For more on the trip to Washington in April 2014, click here.
When I first began my teaching career, if I were to pick one time period where I had the least amount of knowledge, it would have been the "Gilded Age" from 1877 to the turn of the century. While I had studied some related topics in college, such as U.S. foreign policy and the "New South," I never developed a depth of knowledge for this period as I had for other time periods in United States history. Since then, however, it has become one of my favorite time periods to study mostly because of its importance in bridging early U.S. history to the modern age of the twentieth century. A couple weeks ago, I finished reading The American Colossus: The Triumph of Capitalism by H.W. Brands. Brands presents an excellent analysis of the time period and the conflicting themes of democracy and capitalism in the decades following the Civil War.
I have found that my early trepidation with teaching the Gilded Age is fairly common among history educators because the period is complicated and often confusing to students. As I tell my students, almost every textbook on United States History presents this era differently and usually breaks from chronology favoring a more thematic focus instead. However, the importance of that thematic focus cannot be overlooked.
I begin the era by asking students to imagine that we are getting into a De Lorean. Then, I have to explain what that is - I suppose that illustrates our generational divide (okay, for those who still don't get it - click here). Once I get through that explanation, I ask students to go back in time and look at what life was like at the end of the Civil War. Native Americans and buffalo still freely roamed the Plains, it took a wagon to get to the Pacific, dirt roads and horse travel defined transportation in American cities. Further, the South was destroyed and African Americans now freed from bondage were hopeful for what free life would bring. Industry was beginning to expand due to the war, but businesses were mostly local affairs where the business owner still directly managed the business and worked hard to make a living.
Next, I ask students to "kick it up to 88" (still, they don't get it) and fast forward to 1900. By the end of the century, just a short 35 years, life in America was dramatically different. Native American culture was almost gone from the Plains and so were the buffalo. Several transcontinental railroads stretched across the Plains reaching to the Pacific, along with the "golden wire" of the telegraph - America's first "Internet." Many farmers who had fled to the Plains with the hope of opportunity and free land offered by the Homestead Act found themselves broke from mounting debt caused by overproduction, deflation and a multitude of other challenges. Major industries now dominated the national economy and the industrial titans like Andrew Carnegie, John D. Rockefeller and J.P. Morgan were the most influential men in the country, not the presidents or politicians of the Gilded Age. Cities grew up and out with the development of skyscrapers, streetcars, suspension bridges and mass transit, with automobiles coming soon. Pollution and poverty followed with the massive surge of immigrants pouring into the cities in the last decades of the century, along with an emerging labor movement now influenced by socialism and radicalism. A more modernized culture developed in urban areas with spectator sports and amusement parks, while the rural South moved to eliminate the gains made by blacks during Reconstruction and create a segregated society defined by "Jim Crow" laws. Though the frontier had been declared "closed" in 1890, Americans now looked outward on the world and became a global power following the territorial and political gains of the Spanish-American War. A truly different America existed in 1900 than 1865, an illuminated and connected national economy and culture ready for the dynamic twentieth century.

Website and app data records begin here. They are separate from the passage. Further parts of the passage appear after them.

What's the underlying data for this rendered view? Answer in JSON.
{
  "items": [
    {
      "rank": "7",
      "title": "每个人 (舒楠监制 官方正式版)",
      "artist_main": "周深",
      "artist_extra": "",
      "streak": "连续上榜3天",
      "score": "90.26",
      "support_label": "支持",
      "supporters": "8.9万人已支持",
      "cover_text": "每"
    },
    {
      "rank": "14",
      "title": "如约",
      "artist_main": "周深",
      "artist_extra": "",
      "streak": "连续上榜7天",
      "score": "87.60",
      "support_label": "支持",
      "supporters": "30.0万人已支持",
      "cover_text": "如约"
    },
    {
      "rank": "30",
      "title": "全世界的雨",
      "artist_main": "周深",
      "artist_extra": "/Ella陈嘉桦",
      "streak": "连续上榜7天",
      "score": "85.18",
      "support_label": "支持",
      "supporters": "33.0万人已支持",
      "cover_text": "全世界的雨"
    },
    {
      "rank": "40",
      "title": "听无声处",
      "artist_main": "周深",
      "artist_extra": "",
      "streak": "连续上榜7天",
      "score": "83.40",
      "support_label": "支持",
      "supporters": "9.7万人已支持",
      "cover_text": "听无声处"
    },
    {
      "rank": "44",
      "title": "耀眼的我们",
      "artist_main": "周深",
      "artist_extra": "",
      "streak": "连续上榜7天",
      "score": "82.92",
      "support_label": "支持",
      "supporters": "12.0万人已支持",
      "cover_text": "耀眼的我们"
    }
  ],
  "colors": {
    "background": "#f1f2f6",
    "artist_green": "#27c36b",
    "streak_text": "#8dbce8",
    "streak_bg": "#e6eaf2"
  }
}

Resources to share:
The Men Who Built America - outstanding series by the History Channel, short clips available online are good supplements for classroom discussion.
Best of History Websites - The Gilded Age (this is always a good EdTech site to look at for teaching U.S. History)
For fun, two students in my summer school class found this video of a teacher singing a jingle about the Gilded Age. The whole class started singing along!
These two Confederate losses culminating on such an important day of heritage for both sides delivered a crushing blow to southern morale and effectively doomed any realistic hope for southern independence. More importantly however, these two federal victories brought about a change in Union tactics that would ultimately lead to victory, a victory that secured a "new birth of freedom," the ending of slavery, and proved that our republican form of government would "not perish from the earth."
A century and a half later, Americans are learning about these key events in a variety of ways. On Twitter, I followed a lecture delivered at Gettysburg by my former Civil War professor, Dr. Aaron Sheehan-Dean now of the University of West Virginia. I shared several quotes from his lecture with my followers this past weekend. With the advent of the History Channel, social media and other sites, more Americans are easily able to engage in history and examine artifacts that a few decades ago were only accessible to a small number of historians. This makes for a very exciting anniversary and one in which ordinary Americans can gain a better appreciation for the consequential decisions of the Civil War that brought the nation from the brink of schism and on a path of dramatic growth in the years to follow.
Twitter hashtags: #CW150 #Gettysburg150 #Vicksburg150
Recommended to follow: @prologuepast, @gettysburgNMP, @SmithsonianCW, @CWTrust150A Cutting Edge Second Look at the Battle of Gettysburg